Material for this task Block Start
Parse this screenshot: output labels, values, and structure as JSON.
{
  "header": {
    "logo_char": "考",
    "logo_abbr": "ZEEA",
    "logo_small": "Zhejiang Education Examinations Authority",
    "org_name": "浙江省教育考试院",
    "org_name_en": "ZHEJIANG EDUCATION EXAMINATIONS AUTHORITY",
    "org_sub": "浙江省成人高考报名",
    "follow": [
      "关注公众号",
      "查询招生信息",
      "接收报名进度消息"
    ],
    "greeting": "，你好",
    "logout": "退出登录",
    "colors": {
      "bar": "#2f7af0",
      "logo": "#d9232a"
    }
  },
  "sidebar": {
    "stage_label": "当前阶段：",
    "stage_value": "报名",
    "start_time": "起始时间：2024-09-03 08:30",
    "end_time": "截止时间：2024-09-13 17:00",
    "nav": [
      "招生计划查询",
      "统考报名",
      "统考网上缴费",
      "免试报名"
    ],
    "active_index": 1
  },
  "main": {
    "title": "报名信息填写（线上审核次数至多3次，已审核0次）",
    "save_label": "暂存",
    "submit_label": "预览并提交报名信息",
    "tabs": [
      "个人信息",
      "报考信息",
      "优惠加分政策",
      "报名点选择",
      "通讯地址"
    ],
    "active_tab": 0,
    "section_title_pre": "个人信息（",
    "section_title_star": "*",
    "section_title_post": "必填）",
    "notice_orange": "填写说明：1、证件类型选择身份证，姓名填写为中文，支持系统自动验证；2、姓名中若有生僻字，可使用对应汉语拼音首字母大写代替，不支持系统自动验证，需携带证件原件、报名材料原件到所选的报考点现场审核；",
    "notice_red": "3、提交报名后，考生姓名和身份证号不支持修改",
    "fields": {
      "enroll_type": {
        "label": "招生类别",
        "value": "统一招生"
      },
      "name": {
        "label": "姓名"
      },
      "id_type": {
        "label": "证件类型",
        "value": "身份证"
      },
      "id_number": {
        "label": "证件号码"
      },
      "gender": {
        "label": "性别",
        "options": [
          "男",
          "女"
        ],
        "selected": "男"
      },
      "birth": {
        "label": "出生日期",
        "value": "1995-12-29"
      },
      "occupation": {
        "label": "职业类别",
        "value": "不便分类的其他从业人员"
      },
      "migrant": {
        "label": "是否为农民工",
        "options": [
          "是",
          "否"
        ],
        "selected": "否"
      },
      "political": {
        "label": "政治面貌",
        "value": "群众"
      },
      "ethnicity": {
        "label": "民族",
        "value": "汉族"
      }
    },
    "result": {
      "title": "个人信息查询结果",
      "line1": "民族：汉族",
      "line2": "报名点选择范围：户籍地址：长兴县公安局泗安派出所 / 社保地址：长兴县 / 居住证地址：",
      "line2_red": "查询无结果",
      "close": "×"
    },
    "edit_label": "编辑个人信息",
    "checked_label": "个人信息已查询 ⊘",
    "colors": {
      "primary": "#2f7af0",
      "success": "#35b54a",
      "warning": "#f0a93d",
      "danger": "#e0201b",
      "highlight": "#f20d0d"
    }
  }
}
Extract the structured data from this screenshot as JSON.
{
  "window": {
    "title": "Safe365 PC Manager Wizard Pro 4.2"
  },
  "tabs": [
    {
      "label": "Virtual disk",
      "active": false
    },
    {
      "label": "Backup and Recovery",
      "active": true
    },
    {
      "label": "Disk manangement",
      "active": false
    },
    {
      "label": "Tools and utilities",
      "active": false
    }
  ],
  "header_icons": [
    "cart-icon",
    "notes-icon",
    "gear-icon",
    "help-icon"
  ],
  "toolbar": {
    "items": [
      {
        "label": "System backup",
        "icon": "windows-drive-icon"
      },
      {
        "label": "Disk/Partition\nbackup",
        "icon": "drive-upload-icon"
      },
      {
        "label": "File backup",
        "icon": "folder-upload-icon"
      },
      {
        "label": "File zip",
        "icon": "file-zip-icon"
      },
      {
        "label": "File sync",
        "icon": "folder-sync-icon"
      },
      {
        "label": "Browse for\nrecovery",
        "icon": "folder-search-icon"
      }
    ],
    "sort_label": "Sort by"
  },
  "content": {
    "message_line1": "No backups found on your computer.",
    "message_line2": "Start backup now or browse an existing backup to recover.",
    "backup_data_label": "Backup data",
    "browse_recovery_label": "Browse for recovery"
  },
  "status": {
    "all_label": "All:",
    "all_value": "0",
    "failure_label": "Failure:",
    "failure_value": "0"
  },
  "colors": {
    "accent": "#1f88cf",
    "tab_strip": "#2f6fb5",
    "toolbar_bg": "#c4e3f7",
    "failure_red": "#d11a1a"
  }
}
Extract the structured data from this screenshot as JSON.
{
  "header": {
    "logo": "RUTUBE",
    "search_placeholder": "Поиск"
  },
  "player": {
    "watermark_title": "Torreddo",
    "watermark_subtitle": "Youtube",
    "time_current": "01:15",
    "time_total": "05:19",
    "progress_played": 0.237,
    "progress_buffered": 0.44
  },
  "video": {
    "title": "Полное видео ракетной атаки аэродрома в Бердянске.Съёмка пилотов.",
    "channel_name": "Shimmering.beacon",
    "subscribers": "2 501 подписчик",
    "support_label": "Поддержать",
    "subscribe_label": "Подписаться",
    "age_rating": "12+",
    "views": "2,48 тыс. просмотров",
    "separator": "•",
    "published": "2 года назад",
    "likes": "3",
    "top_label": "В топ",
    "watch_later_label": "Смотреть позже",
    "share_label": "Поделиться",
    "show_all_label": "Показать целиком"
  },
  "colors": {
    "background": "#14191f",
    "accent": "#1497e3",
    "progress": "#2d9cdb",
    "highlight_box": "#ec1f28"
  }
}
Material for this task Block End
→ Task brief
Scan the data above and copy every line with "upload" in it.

→ Result of the exercise
        "icon": "drive-upload-icon"
        "icon": "folder-upload-icon"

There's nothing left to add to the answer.